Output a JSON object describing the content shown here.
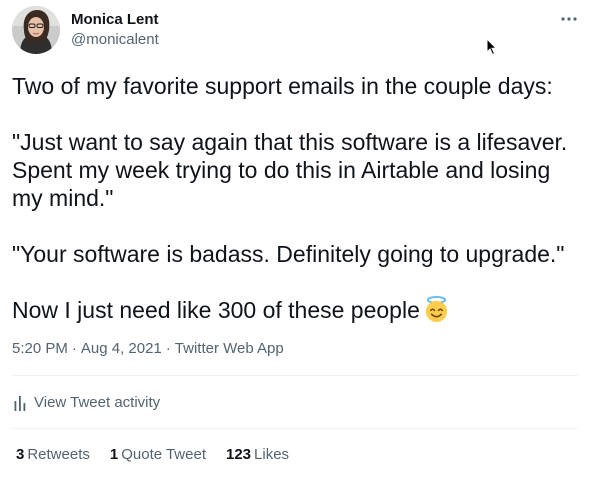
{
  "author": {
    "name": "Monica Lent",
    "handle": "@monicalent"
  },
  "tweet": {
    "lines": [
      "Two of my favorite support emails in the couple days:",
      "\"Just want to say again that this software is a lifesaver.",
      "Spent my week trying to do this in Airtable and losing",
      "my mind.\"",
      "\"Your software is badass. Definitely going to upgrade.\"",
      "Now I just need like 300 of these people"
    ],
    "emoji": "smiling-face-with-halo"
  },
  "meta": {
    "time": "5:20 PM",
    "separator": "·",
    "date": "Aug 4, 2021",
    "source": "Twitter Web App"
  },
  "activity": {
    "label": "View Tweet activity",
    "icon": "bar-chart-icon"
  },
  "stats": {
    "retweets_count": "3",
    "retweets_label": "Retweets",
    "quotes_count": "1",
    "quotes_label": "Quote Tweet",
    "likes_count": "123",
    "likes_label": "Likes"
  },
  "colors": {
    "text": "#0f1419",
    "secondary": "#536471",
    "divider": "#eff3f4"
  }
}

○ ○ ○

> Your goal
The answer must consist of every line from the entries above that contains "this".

> Exercise answer
      "\"Just want to say again that this software is a lifesaver.",
      "Spent my week trying to do this in Airtable and losing",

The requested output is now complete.